> Input
════════

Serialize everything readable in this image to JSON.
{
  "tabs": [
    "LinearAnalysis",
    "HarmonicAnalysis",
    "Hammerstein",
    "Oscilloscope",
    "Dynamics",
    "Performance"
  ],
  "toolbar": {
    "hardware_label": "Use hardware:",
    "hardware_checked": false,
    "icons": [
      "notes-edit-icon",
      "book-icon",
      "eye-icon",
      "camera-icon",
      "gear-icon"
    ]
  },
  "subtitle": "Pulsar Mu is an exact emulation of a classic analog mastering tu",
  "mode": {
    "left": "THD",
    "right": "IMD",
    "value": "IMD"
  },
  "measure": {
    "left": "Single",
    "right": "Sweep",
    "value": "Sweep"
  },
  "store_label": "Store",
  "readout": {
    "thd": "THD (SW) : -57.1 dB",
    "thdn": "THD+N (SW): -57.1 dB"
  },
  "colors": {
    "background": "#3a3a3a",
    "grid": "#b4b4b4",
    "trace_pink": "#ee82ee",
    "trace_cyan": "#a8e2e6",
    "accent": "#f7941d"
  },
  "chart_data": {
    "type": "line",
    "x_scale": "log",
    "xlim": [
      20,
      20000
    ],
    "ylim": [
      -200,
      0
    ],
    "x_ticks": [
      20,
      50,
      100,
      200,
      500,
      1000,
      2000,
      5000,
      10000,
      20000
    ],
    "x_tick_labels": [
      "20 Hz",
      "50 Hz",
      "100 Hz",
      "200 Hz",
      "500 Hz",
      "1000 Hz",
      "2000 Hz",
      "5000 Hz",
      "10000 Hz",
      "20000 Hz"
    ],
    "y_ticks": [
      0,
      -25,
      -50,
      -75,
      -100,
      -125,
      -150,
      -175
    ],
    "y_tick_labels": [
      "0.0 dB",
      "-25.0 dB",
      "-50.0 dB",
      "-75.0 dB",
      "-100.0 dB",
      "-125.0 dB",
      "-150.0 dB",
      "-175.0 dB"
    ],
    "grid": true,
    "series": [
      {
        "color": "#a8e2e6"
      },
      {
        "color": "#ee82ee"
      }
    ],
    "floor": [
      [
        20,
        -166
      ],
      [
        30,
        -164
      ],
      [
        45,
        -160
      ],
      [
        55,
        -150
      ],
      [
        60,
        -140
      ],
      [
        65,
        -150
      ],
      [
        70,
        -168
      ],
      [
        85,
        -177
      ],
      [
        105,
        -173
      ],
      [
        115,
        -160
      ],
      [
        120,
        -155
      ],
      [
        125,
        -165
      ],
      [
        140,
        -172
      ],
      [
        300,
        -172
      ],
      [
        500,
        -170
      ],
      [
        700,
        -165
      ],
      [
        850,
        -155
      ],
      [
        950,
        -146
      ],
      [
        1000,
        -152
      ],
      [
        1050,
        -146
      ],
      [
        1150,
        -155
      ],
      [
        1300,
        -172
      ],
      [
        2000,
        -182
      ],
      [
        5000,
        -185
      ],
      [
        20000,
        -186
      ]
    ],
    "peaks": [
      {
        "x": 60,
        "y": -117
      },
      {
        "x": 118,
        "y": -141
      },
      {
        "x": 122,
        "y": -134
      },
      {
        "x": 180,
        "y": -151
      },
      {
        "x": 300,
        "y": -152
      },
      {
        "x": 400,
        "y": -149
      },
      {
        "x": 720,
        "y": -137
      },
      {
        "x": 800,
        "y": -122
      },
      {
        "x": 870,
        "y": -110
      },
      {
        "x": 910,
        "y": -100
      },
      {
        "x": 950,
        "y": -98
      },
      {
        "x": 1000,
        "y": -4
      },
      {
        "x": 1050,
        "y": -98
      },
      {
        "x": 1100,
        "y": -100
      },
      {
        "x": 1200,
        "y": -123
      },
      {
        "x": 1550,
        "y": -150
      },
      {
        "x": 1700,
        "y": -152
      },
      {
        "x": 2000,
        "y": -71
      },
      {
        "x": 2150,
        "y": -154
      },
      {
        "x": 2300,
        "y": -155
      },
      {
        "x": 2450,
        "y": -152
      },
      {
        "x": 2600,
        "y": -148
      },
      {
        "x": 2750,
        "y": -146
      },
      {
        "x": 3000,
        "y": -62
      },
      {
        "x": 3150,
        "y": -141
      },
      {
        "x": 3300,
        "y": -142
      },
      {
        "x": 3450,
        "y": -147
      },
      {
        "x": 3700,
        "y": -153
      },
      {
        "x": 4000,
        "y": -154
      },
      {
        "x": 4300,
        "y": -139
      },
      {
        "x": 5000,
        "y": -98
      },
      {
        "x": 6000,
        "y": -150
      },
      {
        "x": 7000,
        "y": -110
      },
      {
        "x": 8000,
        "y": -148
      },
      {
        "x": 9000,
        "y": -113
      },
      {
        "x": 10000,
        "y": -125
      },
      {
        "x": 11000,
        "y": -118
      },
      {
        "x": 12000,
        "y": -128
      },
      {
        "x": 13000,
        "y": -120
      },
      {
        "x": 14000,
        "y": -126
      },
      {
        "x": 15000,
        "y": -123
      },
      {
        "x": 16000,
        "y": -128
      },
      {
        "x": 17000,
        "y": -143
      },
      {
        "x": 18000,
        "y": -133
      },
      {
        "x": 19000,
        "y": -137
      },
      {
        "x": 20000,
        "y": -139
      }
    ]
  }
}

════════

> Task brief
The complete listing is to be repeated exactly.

> Written solution
Serialize everything readable in this image to JSON.
{
  "tabs": [
    "LinearAnalysis",
    "HarmonicAnalysis",
    "Hammerstein",
    "Oscilloscope",
    "Dynamics",
    "Performance"
  ],
  "toolbar": {
    "hardware_label": "Use hardware:",
    "hardware_checked": false,
    "icons": [
      "notes-edit-icon",
      "book-icon",
      "eye-icon",
      "camera-icon",
      "gear-icon"
    ]
  },
  "subtitle": "Pulsar Mu is an exact emulation of a classic analog mastering tu",
  "mode": {
    "left": "THD",
    "right": "IMD",
    "value": "IMD"
  },
  "measure": {
    "left": "Single",
    "right": "Sweep",
    "value": "Sweep"
  },
  "store_label": "Store",
  "readout": {
    "thd": "THD (SW) : -57.1 dB",
    "thdn": "THD+N (SW): -57.1 dB"
  },
  "colors": {
    "background": "#3a3a3a",
    "grid": "#b4b4b4",
    "trace_pink": "#ee82ee",
    "trace_cyan": "#a8e2e6",
    "accent": "#f7941d"
  },
  "chart_data": {
    "type": "line",
    "x_scale": "log",
    "xlim": [
      20,
      20000
    ],
    "ylim": [
      -200,
      0
    ],
    "x_ticks": [
      20,
      50,
      100,
      200,
      500,
      1000,
      2000,
      5000,
      10000,
      20000
    ],
    "x_tick_labels": [
      "20 Hz",
      "50 Hz",
      "100 Hz",
      "200 Hz",
      "500 Hz",
      "1000 Hz",
      "2000 Hz",
      "5000 Hz",
      "10000 Hz",
      "20000 Hz"
    ],
    "y_ticks": [
      0,
      -25,
      -50,
      -75,
      -100,
      -125,
      -150,
      -175
    ],
    "y_tick_labels": [
      "0.0 dB",
      "-25.0 dB",
      "-50.0 dB",
      "-75.0 dB",
      "-100.0 dB",
      "-125.0 dB",
      "-150.0 dB",
      "-175.0 dB"
    ],
    "grid": true,
    "series": [
      {
        "color": "#a8e2e6"
      },
      {
        "color": "#ee82ee"
      }
    ],
    "floor": [
      [
        20,
        -166
      ],
      [
        30,
        -164
      ],
      [
        45,
        -160
      ],
      [
        55,
        -150
      ],
      [
        60,
        -140
      ],
      [
        65,
        -150
      ],
      [
        70,
        -168
      ],
      [
        85,
        -177
      ],
      [
        105,
        -173
      ],
      [
        115,
        -160
      ],
      [
        120,
        -155
      ],
      [
        125,
        -165
      ],
      [
        140,
        -172
      ],
      [
        300,
        -172
      ],
      [
        500,
        -170
      ],
      [
        700,
        -165
      ],
      [
        850,
        -155
      ],
      [
        950,
        -146
      ],
      [
        1000,
        -152
      ],
      [
        1050,
        -146
      ],
      [
        1150,
        -155
      ],
      [
        1300,
        -172
      ],
      [
        2000,
        -182
      ],
      [
        5000,
        -185
      ],
      [
        20000,
        -186
      ]
    ],
    "peaks": [
      {
        "x": 60,
        "y": -117
      },
      {
        "x": 118,
        "y": -141
      },
      {
        "x": 122,
        "y": -134
      },
      {
        "x": 180,
        "y": -151
      },
      {
        "x": 300,
        "y": -152
      },
      {
        "x": 400,
        "y": -149
      },
      {
        "x": 720,
        "y": -137
      },
      {
        "x": 800,
        "y": -122
      },
      {
        "x": 870,
        "y": -110
      },
      {
        "x": 910,
        "y": -100
      },
      {
        "x": 950,
        "y": -98
      },
      {
        "x": 1000,
        "y": -4
      },
      {
        "x": 1050,
        "y": -98
      },
      {
        "x": 1100,
        "y": -100
      },
      {
        "x": 1200,
        "y": -123
      },
      {
        "x": 1550,
        "y": -150
      },
      {
        "x": 1700,
        "y": -152
      },
      {
        "x": 2000,
        "y": -71
      },
      {
        "x": 2150,
        "y": -154
      },
      {
        "x": 2300,
        "y": -155
      },
      {
        "x": 2450,
        "y": -152
      },
      {
        "x": 2600,
        "y": -148
      },
      {
        "x": 2750,
        "y": -146
      },
      {
        "x": 3000,
        "y": -62
      },
      {
        "x": 3150,
        "y": -141
      },
      {
        "x": 3300,
        "y": -142
      },
      {
        "x": 3450,
        "y": -147
      },
      {
        "x": 3700,
        "y": -153
      },
      {
        "x": 4000,
        "y": -154
      },
      {
        "x": 4300,
        "y": -139
      },
      {
        "x": 5000,
        "y": -98
      },
      {
        "x": 6000,
        "y": -150
      },
      {
        "x": 7000,
        "y": -110
      },
      {
        "x": 8000,
        "y": -148
      },
      {
        "x": 9000,
        "y": -113
      },
      {
        "x": 10000,
        "y": -125
      },
      {
        "x": 11000,
        "y": -118
      },
      {
        "x": 12000,
        "y": -128
      },
      {
        "x": 13000,
        "y": -120
      },
      {
        "x": 14000,
        "y": -126
      },
      {
        "x": 15000,
        "y": -123
      },
      {
        "x": 16000,
        "y": -128
      },
      {
        "x": 17000,
        "y": -143
      },
      {
        "x": 18000,
        "y": -133
      },
      {
        "x": 19000,
        "y": -137
      },
      {
        "x": 20000,
        "y": -139
      }
    ]
  }
}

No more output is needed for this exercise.